Spending on servers worldwide rose 4.5% in 2005 to $51.6 billion as companies continued to favour cheaper, lower-end systems, according to research analyst group Gartner.
The results confirm the decade-long shift towards servers based on Intel’s x86 architecture, with processors typically running Windows or Linux.
As a result of the trend, the growth in server shipments was well ahead of the revenue increase, with the number of units sold jumping 12.7% to reach 7.5 million units in the year.

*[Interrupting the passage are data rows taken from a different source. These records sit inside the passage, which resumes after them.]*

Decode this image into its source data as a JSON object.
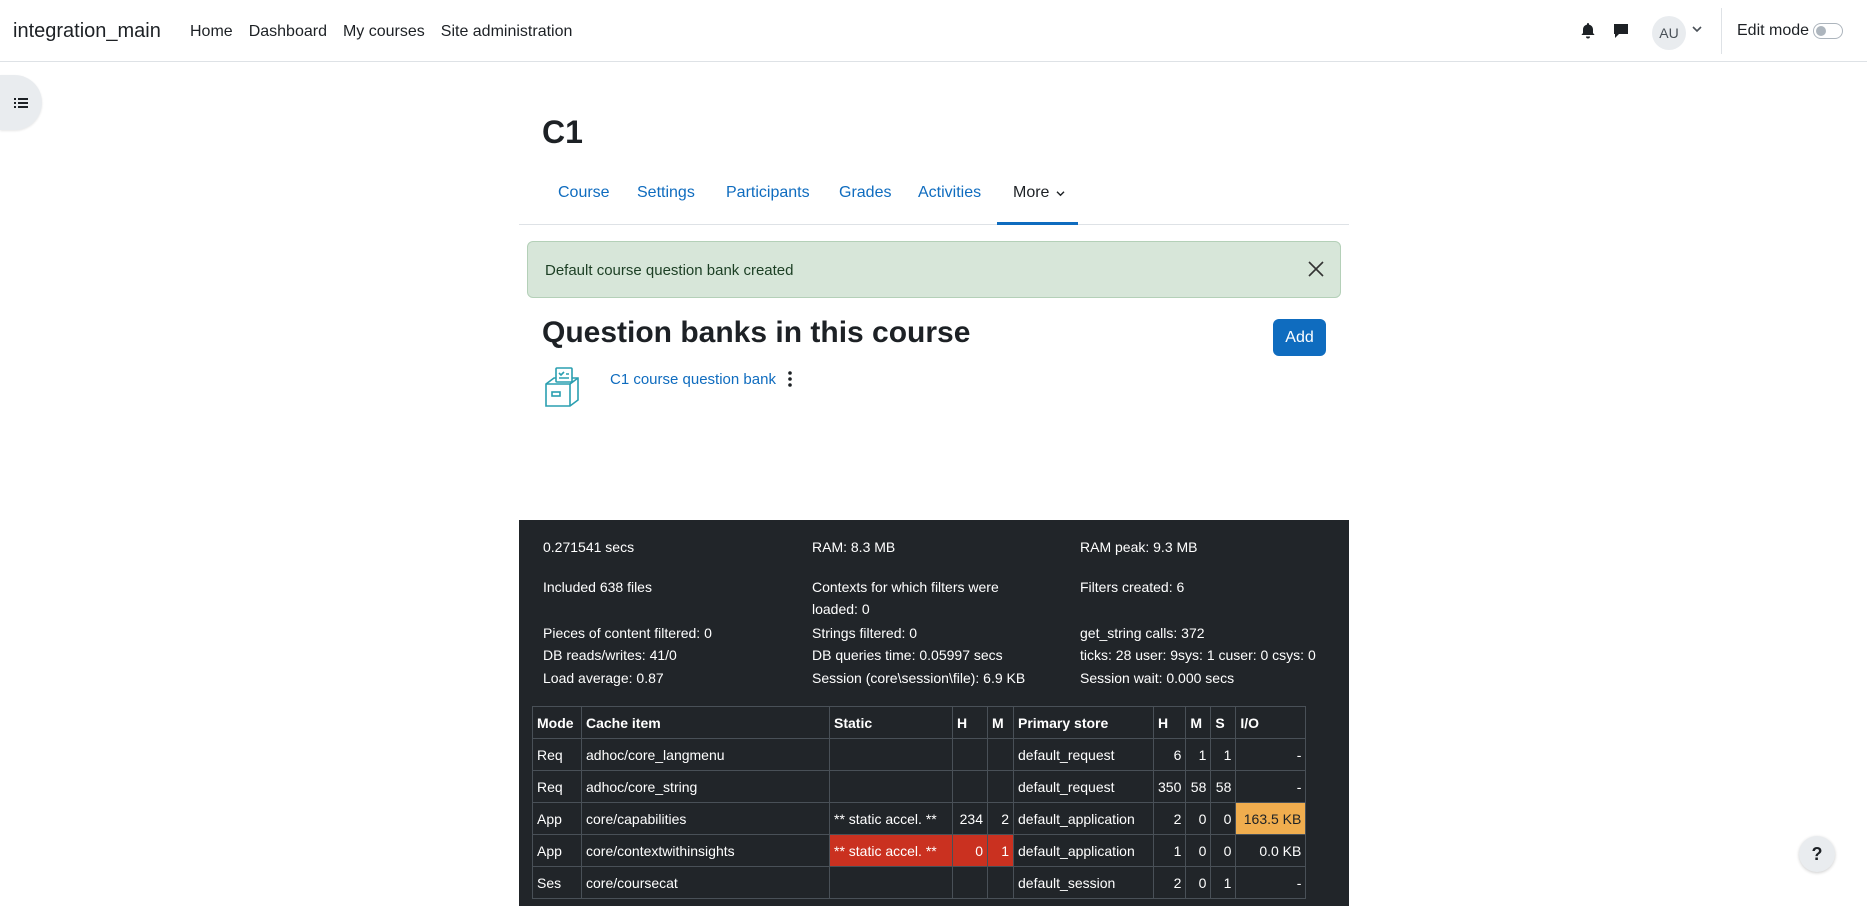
{
  "navbar": {
    "brand": "integration_main",
    "links": [
      "Home",
      "Dashboard",
      "My courses",
      "Site administration"
    ],
    "avatar_initials": "AU",
    "edit_mode_label": "Edit mode",
    "edit_mode_on": false
  },
  "course": {
    "title": "C1",
    "tabs": [
      "Course",
      "Settings",
      "Participants",
      "Grades",
      "Activities",
      "More"
    ]
  },
  "alert": {
    "message": "Default course question bank created"
  },
  "main": {
    "heading": "Question banks in this course",
    "add_label": "Add",
    "banks": [
      {
        "name": "C1 course question bank"
      }
    ]
  },
  "perf": {
    "stats": [
      "0.271541 secs",
      "RAM: 8.3 MB",
      "RAM peak: 9.3 MB",
      "Included 638 files",
      "Contexts for which filters were loaded: 0",
      "Filters created: 6",
      "Pieces of content filtered: 0",
      "Strings filtered: 0",
      "get_string calls: 372",
      "DB reads/writes: 41/0",
      "DB queries time: 0.05997 secs",
      "ticks: 28 user: 9sys: 1 cuser: 0 csys: 0",
      "Load average: 0.87",
      "Session (core\\session\\file): 6.9 KB",
      "Session wait: 0.000 secs"
    ],
    "cache_headers": [
      "Mode",
      "Cache item",
      "Static",
      "H",
      "M",
      "Primary store",
      "H",
      "M",
      "S",
      "I/O"
    ],
    "cache_rows": [
      [
        "Req",
        "adhoc/core_langmenu",
        "",
        "",
        "",
        "default_request",
        "6",
        "1",
        "1",
        "-"
      ],
      [
        "Req",
        "adhoc/core_string",
        "",
        "",
        "",
        "default_request",
        "350",
        "58",
        "58",
        "-"
      ],
      [
        "App",
        "core/capabilities",
        "** static accel. **",
        "234",
        "2",
        "default_application",
        "2",
        "0",
        "0",
        "163.5 KB"
      ],
      [
        "App",
        "core/contextwithinsights",
        "** static accel. **",
        "0",
        "1",
        "default_application",
        "1",
        "0",
        "0",
        "0.0 KB"
      ],
      [
        "Ses",
        "core/coursecat",
        "",
        "",
        "",
        "default_session",
        "2",
        "0",
        "1",
        "-"
      ]
    ]
  },
  "colors": {
    "accent": "#0f6cbf",
    "alert_bg": "#d7e6d9",
    "perf_bg": "#212529",
    "miss_red": "#ca3120",
    "io_orange": "#f0ad4e"
  },
  "help_label": "?"
}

In contrast, shipments of high-end servers based on non-x86 chips, and typically powered by the Unix operating system, declined 5.3% year-on-year, even as revenues increased 0.5%.

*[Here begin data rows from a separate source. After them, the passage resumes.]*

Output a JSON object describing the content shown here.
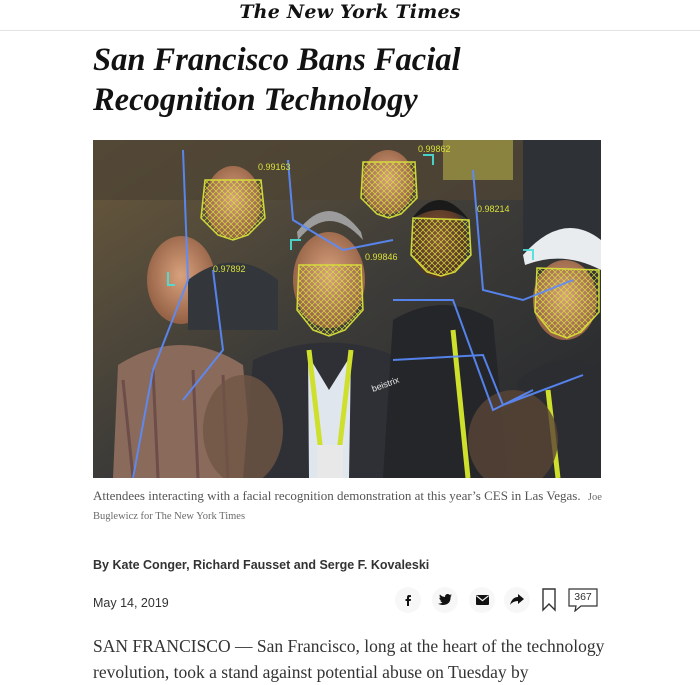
{
  "masthead": {
    "logo_text": "The New York Times"
  },
  "article": {
    "headline": "San Francisco Bans Facial Recognition Technology",
    "image": {
      "caption": "Attendees interacting with a facial recognition demonstration at this year’s CES in Las Vegas.",
      "credit": "Joe Buglewicz for The New York Times",
      "overlay_labels": [
        "0.99163",
        "0.99846",
        "0.99862",
        "0.97892",
        "0.98214"
      ],
      "badge_text": "beistrix"
    },
    "byline": {
      "prefix": "By",
      "authors": "Kate Conger, Richard Fausset and Serge F. Kovaleski"
    },
    "date": "May 14, 2019",
    "share_icons": [
      "facebook-icon",
      "twitter-icon",
      "email-icon",
      "share-arrow-icon",
      "bookmark-icon",
      "comment-icon"
    ],
    "comment_count": "367",
    "lede": "SAN FRANCISCO — San Francisco, long at the heart of the technology revolution, took a stand against potential abuse on Tuesday by"
  },
  "colors": {
    "face_mesh": "#d8e03a",
    "tracking_lines": "#5a8cff",
    "lanyard": "#cfe02c",
    "text": "#121212"
  }
}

IBM and Hewlett-Packard (HP) remain the clear market leaders. Server revenue at IBM rose 3.6% to $16.6 billion, enabling it to sustain a market share of around 32%. HP closed the gap, with revenues up 8.8% to $14.6 billion and a market share of 28%.

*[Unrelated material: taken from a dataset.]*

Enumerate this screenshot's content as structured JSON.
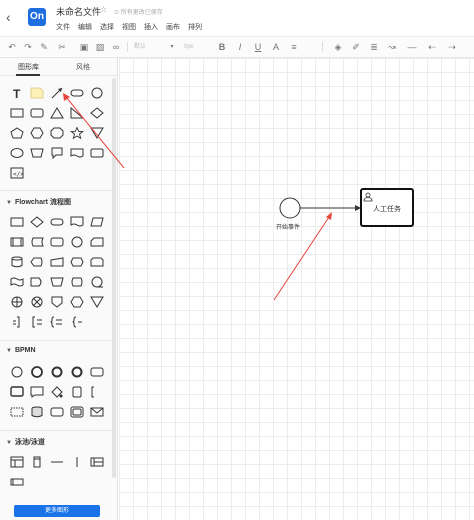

But the real contrast was in the next two positions. Revenues at Dell grew 13.3% to $5.5 billion, giving it a 10.5% share, but at Sun Microsystems sales of servers slumped 5.5% to $4.9 billion, cutting Sun’s share to 9.6%.
Gartner’s numbers echoed those of rival analyst firm IDC. However, IDC’s analysis highlighted how server revenues in the fourth quarter were actually down overall for the first time since early 2003. According to IDC, global sales fell 0.2% from the fourth quarter of 2004 to $14.5 billion.
Server vendors worldwide, revenue share 2005